*What you will do:*
With pictures removed, the data below should be returned exactly.

::::

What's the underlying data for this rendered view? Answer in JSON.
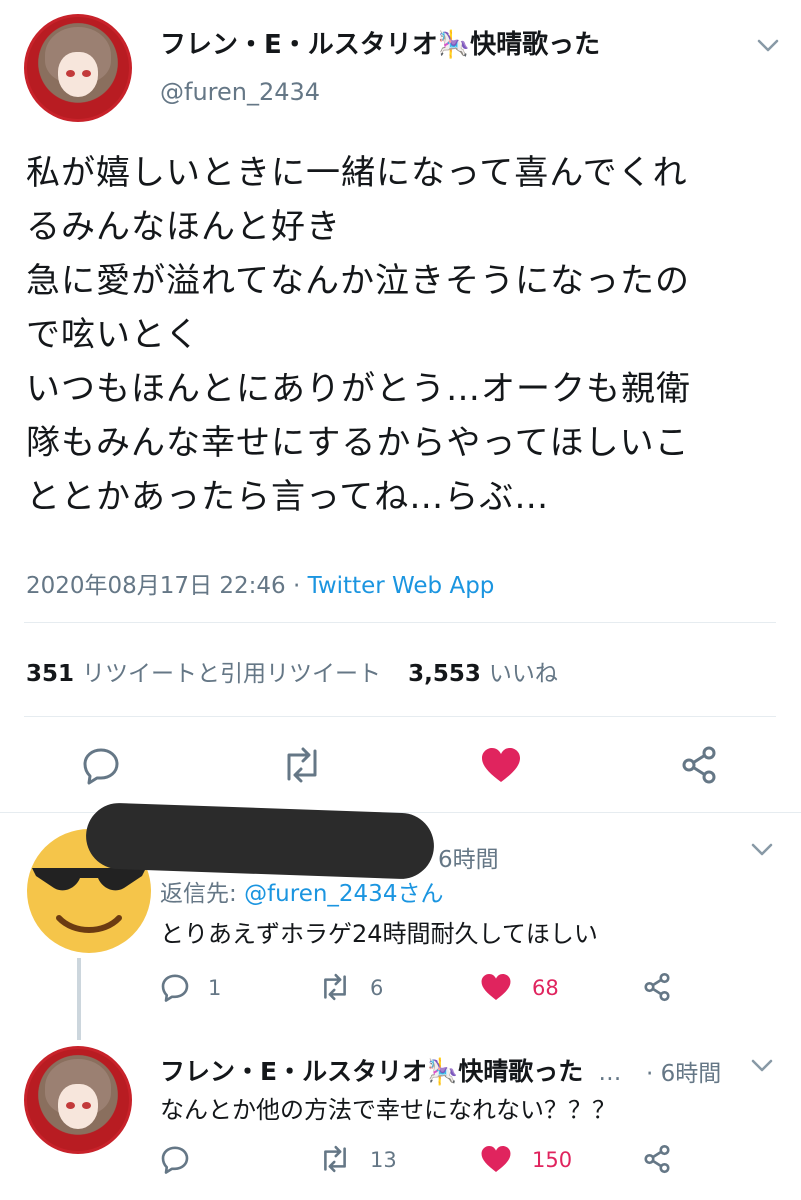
{
  "main_tweet": {
    "author_name": "フレン・E・ルスタリオ🎠快晴歌った",
    "author_handle": "@furen_2434",
    "text_lines": [
      "私が嬉しいときに一緒になって喜んでくれ",
      "るみんなほんと好き",
      "急に愛が溢れてなんか泣きそうになったの",
      "で呟いとく",
      "いつもほんとにありがとう…オークも親衛",
      "隊もみんな幸せにするからやってほしいこ",
      "ととかあったら言ってね…らぶ…"
    ],
    "timestamp": "2020年08月17日 22:46",
    "separator": " · ",
    "via": "Twitter Web App",
    "retweets_count": "351",
    "retweets_label": "リツイートと引用リツイート",
    "likes_count": "3,553",
    "likes_label": "いいね"
  },
  "reply1": {
    "time": "6時間",
    "replying_prefix": "返信先: ",
    "replying_mention": "@furen_2434さん",
    "text": "とりあえずホラゲ24時間耐久してほしい",
    "replies": "1",
    "retweets": "6",
    "likes": "68"
  },
  "reply2": {
    "author_name": "フレン・E・ルスタリオ🎠快晴歌った",
    "ellipsis": "…",
    "time": "· 6時間",
    "text": "なんとか他の方法で幸せになれない？？？",
    "replies": "",
    "retweets": "13",
    "likes": "150"
  },
  "colors": {
    "like_active": "#e0245e",
    "link": "#1b95e0",
    "secondary_text": "#657786"
  },
  "icons": [
    "reply-icon",
    "retweet-icon",
    "like-icon",
    "share-icon",
    "chevron-down-icon",
    "sunglasses-emoji-icon"
  ]
}
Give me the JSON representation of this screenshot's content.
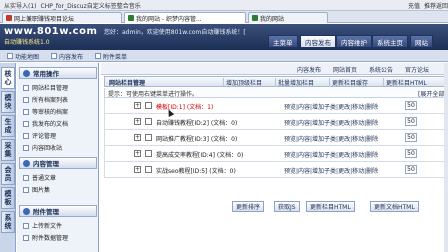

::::

*Solved exercise:*
What's the underlying data for this rendered view? Answer in JSON.
{
  "main_tweet": {
    "author_name": "フレン・E・ルスタリオ🎠快晴歌った",
    "author_handle": "@furen_2434",
    "text_lines": [
      "私が嬉しいときに一緒になって喜んでくれ",
      "るみんなほんと好き",
      "急に愛が溢れてなんか泣きそうになったの",
      "で呟いとく",
      "いつもほんとにありがとう…オークも親衛",
      "隊もみんな幸せにするからやってほしいこ",
      "ととかあったら言ってね…らぶ…"
    ],
    "timestamp": "2020年08月17日 22:46",
    "separator": " · ",
    "via": "Twitter Web App",
    "retweets_count": "351",
    "retweets_label": "リツイートと引用リツイート",
    "likes_count": "3,553",
    "likes_label": "いいね"
  },
  "reply1": {
    "time": "6時間",
    "replying_prefix": "返信先: ",
    "replying_mention": "@furen_2434さん",
    "text": "とりあえずホラゲ24時間耐久してほしい",
    "replies": "1",
    "retweets": "6",
    "likes": "68"
  },
  "reply2": {
    "author_name": "フレン・E・ルスタリオ🎠快晴歌った",
    "ellipsis": "…",
    "time": "· 6時間",
    "text": "なんとか他の方法で幸せになれない？？？",
    "replies": "",
    "retweets": "13",
    "likes": "150"
  },
  "colors": {
    "like_active": "#e0245e",
    "link": "#1b95e0",
    "secondary_text": "#657786"
  },
  "icons": [
    "reply-icon",
    "retweet-icon",
    "like-icon",
    "share-icon",
    "chevron-down-icon",
    "sunglasses-emoji-icon"
  ]
}
Give me the JSON representation of this screenshot's content.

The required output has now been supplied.